Issue raised by Baffinland (July 17th 2012): Baffinland is committed to contributing to overseeing the implementation of the IIBA including monitoring of the Project on a continuous basis to allow for ongoing Inuit input related to environmental and social impacts.
Issue raised by Baffinland (July 23rd 2012): Baffinland is committed to having Inuit Elders visit the Steensby site in 2012 to assist in identifying and ensuring that archaeological sites in the area not impacted by project activities.
Issue raised by NTI (July 17th 2012): Baffinland is committed to providing training to its employees regarding the protection of archeological resources within the project area.
Issue raised by NIRB (July 17th 2012): Baffinland is committed to implementing mitigation measures which offset the inconvenience and hardship created for Inuit hunters and travelers that have traditionally used the areas encompassed by the shipping route.
• Government of Canada and Nunavut policies to develop the mining industry as a means of generating revenue and jobs: part of a policy objective that can support the realization of human rights, as
• Economic and social investment is an area where mining companies have the opportunity to enhance human rights. Furthermore, social investment plays a role in respecting indigenous peoples rights to participate in the benefits of the exploitation of natural resources on their lands. Commitments related to social investment serve as an incentive to obtain project approval from local communities. Increasingly, social investment is related to corporate social responsibility objectives. Given the corporate responsibility to “do no harm,” social investment also plays a critical role in ad- dressing a project’s negative impacts on human rights. Provision of targeted social investment plans is often required as a condition for permitting or financing, and become a company commitment for the project.

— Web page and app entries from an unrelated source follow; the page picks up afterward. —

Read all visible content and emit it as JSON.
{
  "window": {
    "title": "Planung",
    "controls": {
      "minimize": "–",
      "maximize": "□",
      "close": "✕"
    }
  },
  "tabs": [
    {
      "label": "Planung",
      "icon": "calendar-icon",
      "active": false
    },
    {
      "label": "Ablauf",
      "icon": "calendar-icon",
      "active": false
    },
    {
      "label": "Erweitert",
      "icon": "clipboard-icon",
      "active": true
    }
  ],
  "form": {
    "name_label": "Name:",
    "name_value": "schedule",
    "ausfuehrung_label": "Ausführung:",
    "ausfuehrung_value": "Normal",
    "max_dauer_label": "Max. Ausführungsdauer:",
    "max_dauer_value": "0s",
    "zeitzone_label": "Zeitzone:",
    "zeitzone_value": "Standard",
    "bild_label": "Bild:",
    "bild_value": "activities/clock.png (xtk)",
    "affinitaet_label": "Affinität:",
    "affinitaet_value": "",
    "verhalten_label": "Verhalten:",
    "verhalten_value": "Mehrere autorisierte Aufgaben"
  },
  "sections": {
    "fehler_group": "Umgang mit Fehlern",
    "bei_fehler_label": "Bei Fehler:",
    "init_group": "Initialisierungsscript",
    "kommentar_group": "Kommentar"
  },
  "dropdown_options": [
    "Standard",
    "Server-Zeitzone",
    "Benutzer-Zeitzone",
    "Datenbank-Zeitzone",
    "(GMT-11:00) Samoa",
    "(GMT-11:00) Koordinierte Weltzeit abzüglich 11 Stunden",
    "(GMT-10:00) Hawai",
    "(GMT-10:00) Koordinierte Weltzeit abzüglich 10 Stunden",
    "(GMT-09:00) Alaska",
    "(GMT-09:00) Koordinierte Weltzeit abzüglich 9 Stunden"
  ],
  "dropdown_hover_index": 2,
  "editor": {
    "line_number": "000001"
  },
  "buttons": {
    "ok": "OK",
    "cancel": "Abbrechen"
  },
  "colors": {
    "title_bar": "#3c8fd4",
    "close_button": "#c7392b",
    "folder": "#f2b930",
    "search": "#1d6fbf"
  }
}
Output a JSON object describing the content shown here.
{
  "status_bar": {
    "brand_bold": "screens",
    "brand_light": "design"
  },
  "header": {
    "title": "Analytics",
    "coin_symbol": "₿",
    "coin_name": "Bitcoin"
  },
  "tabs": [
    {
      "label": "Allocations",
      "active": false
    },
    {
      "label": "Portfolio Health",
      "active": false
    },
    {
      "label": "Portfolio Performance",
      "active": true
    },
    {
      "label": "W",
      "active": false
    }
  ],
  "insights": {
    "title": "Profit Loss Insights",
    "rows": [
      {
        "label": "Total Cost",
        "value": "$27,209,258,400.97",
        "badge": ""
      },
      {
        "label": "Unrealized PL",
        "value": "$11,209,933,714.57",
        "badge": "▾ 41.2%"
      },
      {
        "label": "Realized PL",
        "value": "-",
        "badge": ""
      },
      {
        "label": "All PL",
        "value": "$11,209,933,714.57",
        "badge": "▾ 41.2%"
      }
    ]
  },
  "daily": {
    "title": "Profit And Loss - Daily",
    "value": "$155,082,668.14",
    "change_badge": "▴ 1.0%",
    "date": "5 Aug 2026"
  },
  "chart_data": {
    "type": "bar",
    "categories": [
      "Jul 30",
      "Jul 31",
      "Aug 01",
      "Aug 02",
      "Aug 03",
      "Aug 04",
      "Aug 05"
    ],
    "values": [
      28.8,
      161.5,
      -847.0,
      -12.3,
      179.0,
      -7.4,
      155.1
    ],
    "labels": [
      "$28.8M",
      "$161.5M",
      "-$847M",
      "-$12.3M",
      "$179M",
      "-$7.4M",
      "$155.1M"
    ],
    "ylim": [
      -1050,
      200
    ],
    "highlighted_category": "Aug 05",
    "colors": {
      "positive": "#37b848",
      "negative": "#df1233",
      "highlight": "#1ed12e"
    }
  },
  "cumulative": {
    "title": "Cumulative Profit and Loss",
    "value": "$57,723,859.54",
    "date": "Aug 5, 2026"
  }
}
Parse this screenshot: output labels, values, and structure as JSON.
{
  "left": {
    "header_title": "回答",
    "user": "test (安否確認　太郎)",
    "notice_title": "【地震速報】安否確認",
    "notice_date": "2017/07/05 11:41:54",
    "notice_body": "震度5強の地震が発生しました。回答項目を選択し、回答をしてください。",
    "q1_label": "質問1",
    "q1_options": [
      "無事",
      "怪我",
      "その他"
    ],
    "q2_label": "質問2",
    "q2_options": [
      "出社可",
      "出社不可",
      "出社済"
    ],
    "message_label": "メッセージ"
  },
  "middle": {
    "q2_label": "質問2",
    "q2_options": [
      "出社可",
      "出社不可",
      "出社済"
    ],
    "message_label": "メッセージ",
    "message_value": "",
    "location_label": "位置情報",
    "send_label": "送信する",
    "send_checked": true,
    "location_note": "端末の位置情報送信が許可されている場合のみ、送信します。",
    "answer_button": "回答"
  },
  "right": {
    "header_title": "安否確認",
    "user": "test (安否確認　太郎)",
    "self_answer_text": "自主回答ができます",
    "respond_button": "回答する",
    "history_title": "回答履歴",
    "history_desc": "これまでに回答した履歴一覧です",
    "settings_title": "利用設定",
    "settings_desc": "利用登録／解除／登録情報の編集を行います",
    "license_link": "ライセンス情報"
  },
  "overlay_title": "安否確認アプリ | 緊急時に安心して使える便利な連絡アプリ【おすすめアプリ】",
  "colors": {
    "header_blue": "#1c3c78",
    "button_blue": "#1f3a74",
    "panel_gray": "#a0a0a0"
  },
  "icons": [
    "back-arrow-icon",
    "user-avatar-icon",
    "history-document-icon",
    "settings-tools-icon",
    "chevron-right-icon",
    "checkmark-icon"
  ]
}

• Mines provide direct economic benefits in the form of employment, services, and contracting, in the course of carrying out their principal activities. These benefits enhance the right to just and favourable conditions of work for the employees and contractors, and provides opportunities to enhance the right to an adequate standard of living for those who receive direct economic benefits. Mines also contribute new revenue streams to governments as taxes and royalty payments; these economic contributions have only an indirect relationship to the fulfilment of human rights by the State, depending on how various levels of government use the additional resources.
• Increasingly, mining companies are also investing in social development and related programs in the zones where their operations are located. Social investment is normally intended to provide benefits to local populations; shortfalls in government capacity to provide basic services such as education or health care are often targeted, enhancing human rights in these areas.
• As such, social investment commitments may serve as an incentive from a mining company to obtain project acceptance from local communities, and plays a role in indigenous peoples rights to participate in the benefits of the exploitation of natural resources on their lands. Increasingly, social investment is a means for companies to fulfil corporate social responsibility objectives.
• Finally, social investment also plays a critical role in mitigating a project’s negative impacts. Provision of targeted social investment plans is often required before permitting and become a regulatory commitment.